On occasion, the county's Community Development Administration, which runs the program, has been able to get additional money from the federal Farmers Homes Administration to help pay for unusually expensive projects.

Repairs ranging from reroofing to replacement of siding have been made to 56 houses so far. The county plans over the next three years to rehabilitate and weatherize another 150 homes.

The county government has proposed a $577,000 budget for the program for the next fiscal year, which begins in July, an increase over the $476,000 budgeted for this year.

The problems have been many. Much of the land does not pass percolation tests, which measure the absorption rate of the soil. Unless the rate is fairly high, there is a danger of contamination of the well by septic systems, state health officials warn. County officials also have had problems finding money to complete some of the projects.

In many ways the Brooks case is one of the most extreme. The county has been trying for the last four years to find a way to help the family. Because the Brooks land has failed the percolation test, the county has been unable to put either a deep well or a septic system on the property.

Moreover, county officials believe the Brooks home is in such bad shape that money would best be used to replace the old structure.

"That house is in such a shambles, there isn't much that $5,000 worth of rehabilitation work could do," said Greg Groves, a member of the Community Development Administration staff in Brandywine. "In that case, what's needed is replacement housing, but what kind of replacement housing can you get with $5,000?"

Lucille Brooks wonders whether she will ever get help.

"They've been saying they wanted to do something for a long time, but after a while you kind of give up. We don't want to move someplace else, and we want to keep our land," she said.

According to Groves, the spending limits for work on substandard housing have handicapped rehabilitation efforts.

"The deep weels the state now requires on such projects are far more expensive than the shallow wells required when this program first started.And when you add inflation, you absolutely have to get less with $11,000 than you could previously," said Groves.

The county also has problems reaching the residents affected by the problems of substandard housing and no plumbing.

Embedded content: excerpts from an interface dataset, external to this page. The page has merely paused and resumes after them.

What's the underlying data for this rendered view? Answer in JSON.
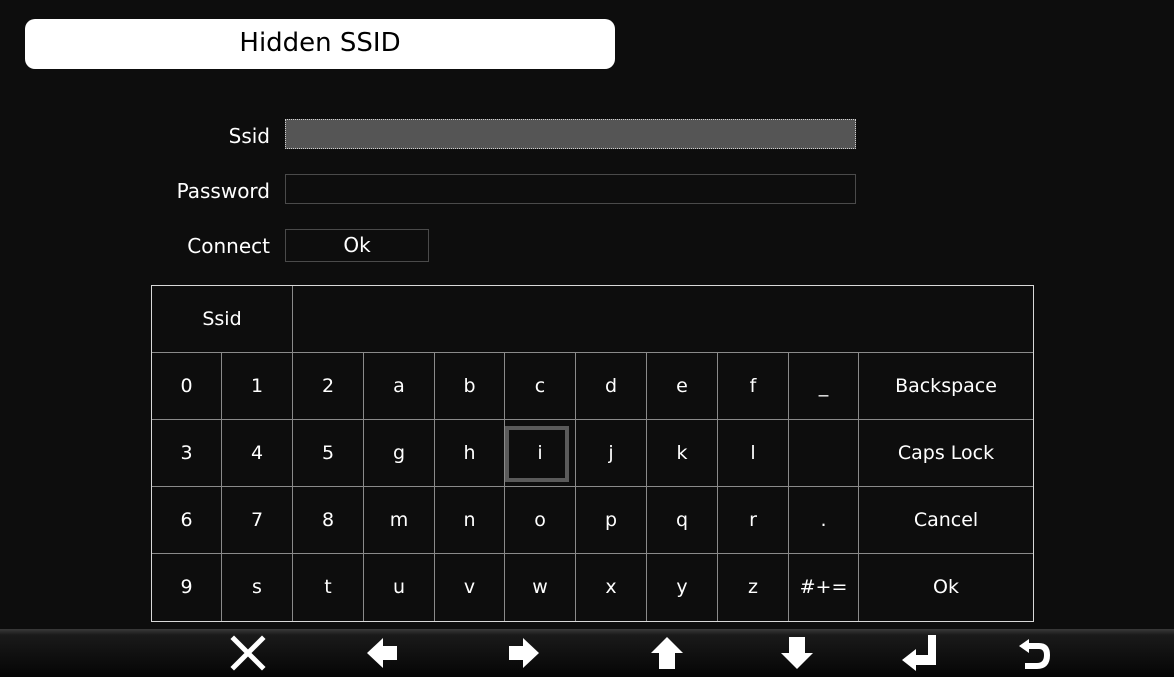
{
  "title": "Hidden SSID",
  "form": {
    "ssid_label": "Ssid",
    "ssid_value": "",
    "password_label": "Password",
    "password_value": "",
    "connect_label": "Connect",
    "ok_label": "Ok"
  },
  "keyboard": {
    "target_label": "Ssid",
    "input_value": "",
    "selected_key": "i",
    "rows": [
      [
        "0",
        "1",
        "2",
        "a",
        "b",
        "c",
        "d",
        "e",
        "f",
        "_"
      ],
      [
        "3",
        "4",
        "5",
        "g",
        "h",
        "i",
        "j",
        "k",
        "l",
        ""
      ],
      [
        "6",
        "7",
        "8",
        "m",
        "n",
        "o",
        "p",
        "q",
        "r",
        "."
      ],
      [
        "9",
        "s",
        "t",
        "u",
        "v",
        "w",
        "x",
        "y",
        "z",
        "#+="
      ]
    ],
    "actions": [
      "Backspace",
      "Caps Lock",
      "Cancel",
      "Ok"
    ]
  },
  "nav": {
    "icons": [
      "close-icon",
      "arrow-left-icon",
      "arrow-right-icon",
      "arrow-up-icon",
      "arrow-down-icon",
      "enter-icon",
      "back-icon"
    ]
  }
}
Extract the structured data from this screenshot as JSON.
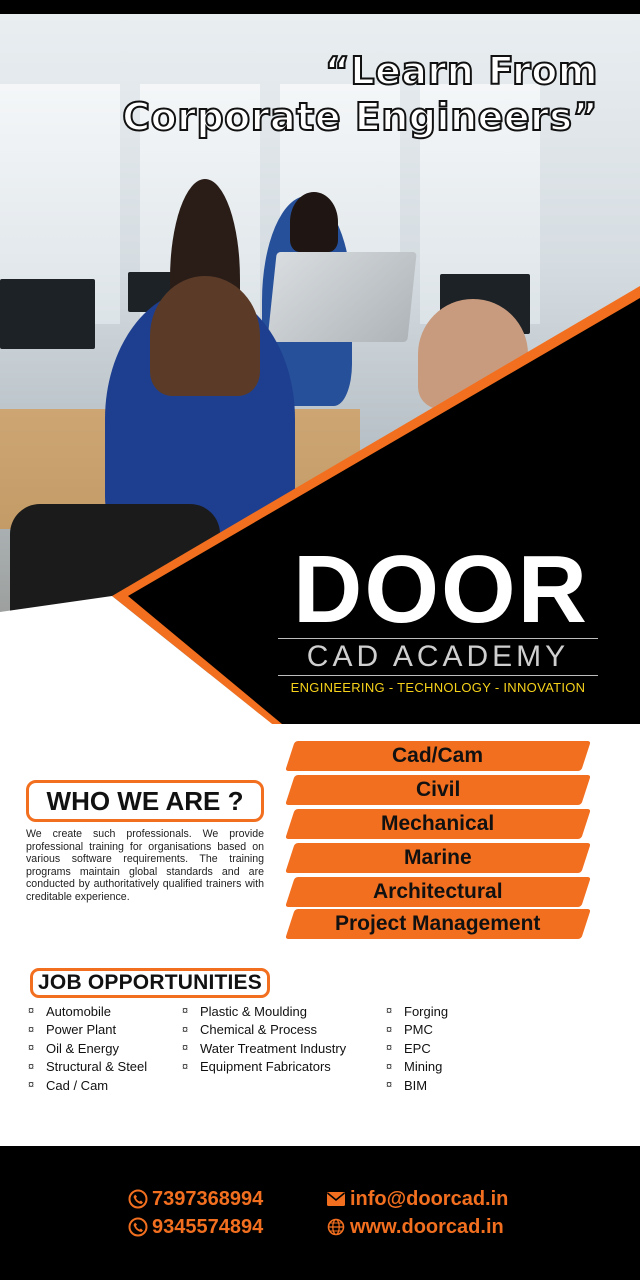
{
  "headline": {
    "line1": "“Learn From",
    "line2": "Corporate Engineers”"
  },
  "logo": {
    "name": "DOOR",
    "subtitle": "CAD ACADEMY",
    "tagline": "ENGINEERING - TECHNOLOGY - INNOVATION"
  },
  "courses": [
    "Cad/Cam",
    "Civil",
    "Mechanical",
    "Marine",
    "Architectural",
    "Project Management"
  ],
  "who_we_are": {
    "title": "WHO WE ARE ?",
    "text": "We create such professionals. We provide professional training for organisations based on various software requirements. The training programs maintain global standards and are conducted by authoritatively qualified trainers with creditable experience."
  },
  "jobs": {
    "title": "JOB OPPORTUNITIES",
    "bullet": "¤",
    "col1": [
      "Automobile",
      "Power Plant",
      "Oil & Energy",
      "Structural & Steel",
      "Cad / Cam"
    ],
    "col2": [
      "Plastic & Moulding",
      "Chemical & Process",
      "Water Treatment Industry",
      "Equipment Fabricators"
    ],
    "col3": [
      "Forging",
      "PMC",
      "EPC",
      "Mining",
      "BIM"
    ]
  },
  "contact": {
    "phone1": "7397368994",
    "phone2": "9345574894",
    "email": "info@doorcad.in",
    "website": "www.doorcad.in"
  },
  "colors": {
    "accent": "#f26f1f",
    "black": "#000000",
    "tagline": "#f7d21b"
  },
  "icons": [
    "phone-icon",
    "mail-icon",
    "globe-icon"
  ]
}
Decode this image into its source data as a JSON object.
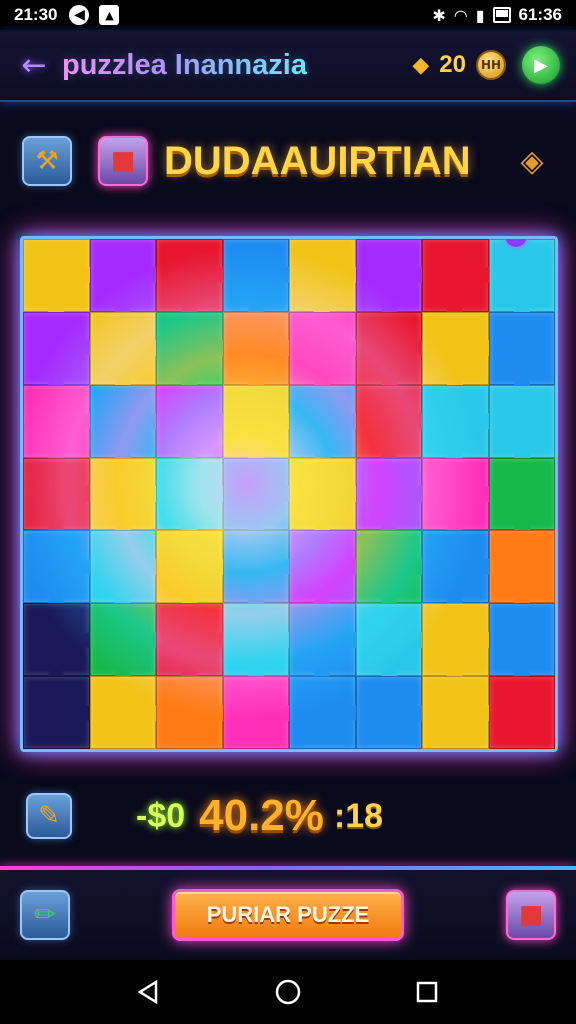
{
  "status_bar": {
    "time": "21:30",
    "clock": "61:36",
    "left_icons": [
      "notification-circle-icon",
      "notification-square-icon"
    ],
    "right_icons": [
      "vibrate-icon",
      "wifi-icon",
      "signal-icon",
      "battery-icon"
    ]
  },
  "header": {
    "title": "puzzlea Inannazia",
    "coins": "20",
    "coin_badge": "HH",
    "icons": [
      "back-arrow-icon",
      "key-icon",
      "coin-icon",
      "play-icon"
    ]
  },
  "puzzle_header": {
    "name": "DUDAAUIRTIAN",
    "icons": [
      "hammer-icon",
      "paint-icon",
      "ticket-icon"
    ]
  },
  "board": {
    "rows": 7,
    "cols": 8,
    "palette": [
      "#e8162e",
      "#1e8bf0",
      "#16b84a",
      "#f2c418",
      "#a52aff",
      "#ff2fb9",
      "#ff7a12",
      "#2ac8e8"
    ],
    "missing_piece_region": "bottom-left"
  },
  "score": {
    "delta": "-$0",
    "percent": "40.2%",
    "time": ":18",
    "icons": [
      "hint-icon"
    ]
  },
  "action_bar": {
    "main_button": "PURIAR PUZZE",
    "icons": [
      "edit-icon",
      "gift-icon"
    ]
  },
  "nav_bar": {
    "icons": [
      "back-nav-icon",
      "home-nav-icon",
      "recents-nav-icon"
    ]
  },
  "colors": {
    "accent_pink": "#ff47c8",
    "accent_blue": "#3f8cff",
    "gold": "#ffd648",
    "orange": "#f07a10"
  }
}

They are spread out over vast stretches of land in an area without adequate transportation.

"Even when we reach some of the people we're trying to help, we have a difficult time convincing them that they can get as much as $11,000 in grants or loans for work on their homes," said Robert Simpson, who heads the county's rural rehabilitation program.

"We have a lot of problems, but we think we're making a dent in them," said Taylor, who has headed the Brandywine office for about four years and is presently participating in a year-long HUD program. "We just need more money to help more people."